“What’s going now is not just here, it’s going on up and down the coast right now,” Sweeney told NJ Advance Media last week. “It’s not just a New Jersey issue. The whole industry has been affected by this supply chain issue.”

Paulsboro comeback

Wednesday, September 22, 2021 – Gary Stevenson stands at the entrance to the Paulsboro High field where he played football in his high school years. He later worked in the refineries, visible in background, and currently serves as the mayor of his hometown. Michael Mancuso | NJ Advance Media for NJ.com

Sweeney said the rise in interest rates has changed the economics of the projects, but he is still bullish.

“I’m betting on it,” he said. “I think the jobs are going to happen. If not Ørsted, it’s going to be someone else. It’s a marathon, not a 100-yard dash.”

Sweeney, who represented parts of Gloucester and Salem counties where the wind ports are located, was defeated in a re-election bid in 2021 after more than 20 years in the Legislature. He now leads a public policy center at Rowan University.

But while Sweeney has confidence, Stevenson is not so sure.

“They are running out of money to do this, that’s what I heard,” said Stevenson, who is also a Democrat. “There’s no lifeline for us. It’s like the ship is sinking and there’s no life boats.”

Stevenson said he and Sweeney have had their issues over the years but conceded when he was leading offshore wind development as the president of the Senate, things were getting done.

Now Stevenson also wants a seat at the table.

“Sometimes you gotta just grab people by the throats and drag them in,” he said. “I don’t believe in the whole political correctness thing.

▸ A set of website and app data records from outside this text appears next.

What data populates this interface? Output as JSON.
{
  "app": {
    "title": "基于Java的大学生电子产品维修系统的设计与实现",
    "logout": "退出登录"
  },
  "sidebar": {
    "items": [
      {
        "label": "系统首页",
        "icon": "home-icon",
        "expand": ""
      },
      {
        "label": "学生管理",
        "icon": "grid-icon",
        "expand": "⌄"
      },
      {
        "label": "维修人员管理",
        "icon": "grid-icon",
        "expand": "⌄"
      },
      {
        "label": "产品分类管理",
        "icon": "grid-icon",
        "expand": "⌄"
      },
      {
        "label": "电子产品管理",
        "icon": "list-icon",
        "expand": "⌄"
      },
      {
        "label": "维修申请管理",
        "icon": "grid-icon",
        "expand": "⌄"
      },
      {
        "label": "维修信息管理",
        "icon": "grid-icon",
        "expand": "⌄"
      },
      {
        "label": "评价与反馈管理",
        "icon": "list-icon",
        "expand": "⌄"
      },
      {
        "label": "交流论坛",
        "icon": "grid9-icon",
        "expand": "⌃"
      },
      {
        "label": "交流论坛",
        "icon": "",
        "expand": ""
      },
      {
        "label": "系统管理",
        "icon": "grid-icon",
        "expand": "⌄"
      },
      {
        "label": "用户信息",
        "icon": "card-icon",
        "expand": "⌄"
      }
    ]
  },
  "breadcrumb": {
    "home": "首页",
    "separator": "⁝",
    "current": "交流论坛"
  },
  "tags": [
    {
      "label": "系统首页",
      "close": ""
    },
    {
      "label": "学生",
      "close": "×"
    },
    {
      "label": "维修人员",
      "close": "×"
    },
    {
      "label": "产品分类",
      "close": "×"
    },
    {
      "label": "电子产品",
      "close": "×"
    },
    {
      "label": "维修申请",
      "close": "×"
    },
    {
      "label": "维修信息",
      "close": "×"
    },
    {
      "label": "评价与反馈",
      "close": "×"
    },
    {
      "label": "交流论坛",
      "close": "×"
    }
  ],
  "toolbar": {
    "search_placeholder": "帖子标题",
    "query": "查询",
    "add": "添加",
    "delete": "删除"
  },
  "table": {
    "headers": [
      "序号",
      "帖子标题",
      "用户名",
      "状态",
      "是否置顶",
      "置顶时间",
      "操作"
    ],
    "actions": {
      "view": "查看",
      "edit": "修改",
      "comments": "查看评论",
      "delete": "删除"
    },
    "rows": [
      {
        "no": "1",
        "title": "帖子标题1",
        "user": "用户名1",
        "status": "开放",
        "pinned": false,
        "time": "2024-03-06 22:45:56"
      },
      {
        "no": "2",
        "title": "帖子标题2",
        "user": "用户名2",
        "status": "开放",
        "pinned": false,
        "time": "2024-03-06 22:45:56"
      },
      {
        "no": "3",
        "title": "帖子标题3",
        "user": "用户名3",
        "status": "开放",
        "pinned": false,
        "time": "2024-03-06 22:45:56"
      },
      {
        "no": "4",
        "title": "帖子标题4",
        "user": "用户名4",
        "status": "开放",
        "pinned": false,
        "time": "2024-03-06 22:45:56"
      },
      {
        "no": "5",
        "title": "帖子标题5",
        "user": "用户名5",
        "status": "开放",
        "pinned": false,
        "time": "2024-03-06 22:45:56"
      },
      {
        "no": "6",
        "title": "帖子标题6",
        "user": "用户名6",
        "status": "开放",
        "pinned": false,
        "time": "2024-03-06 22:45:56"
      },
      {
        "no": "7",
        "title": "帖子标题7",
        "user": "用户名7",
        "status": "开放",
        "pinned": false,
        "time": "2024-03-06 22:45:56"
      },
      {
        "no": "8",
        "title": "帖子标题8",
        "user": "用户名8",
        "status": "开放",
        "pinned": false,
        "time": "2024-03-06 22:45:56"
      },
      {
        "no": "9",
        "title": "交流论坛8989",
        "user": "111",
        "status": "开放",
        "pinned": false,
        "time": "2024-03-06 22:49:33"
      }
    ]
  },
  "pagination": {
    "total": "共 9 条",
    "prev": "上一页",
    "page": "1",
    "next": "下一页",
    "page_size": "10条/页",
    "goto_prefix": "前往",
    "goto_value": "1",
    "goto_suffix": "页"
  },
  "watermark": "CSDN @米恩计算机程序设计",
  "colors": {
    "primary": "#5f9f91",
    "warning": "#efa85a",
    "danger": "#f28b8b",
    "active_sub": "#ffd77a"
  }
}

You got to treat big businessmen like they need to be treated. There’s times you gotta kick ass and times you gotta kiss ass.”

Ocean Wind 1 is the first of three wind farms approved by the state. The company won approval, in part, by promising to also manufacture some or all of the component parts in Paulsboro and Lower Alloways Creek.

Staff writer Karin Price Mueller, KPriceMueller@NJAdvanceMedia.com, contributed to this report.

Bill Duhart may be reached at bduhart@njadvancemedia.com.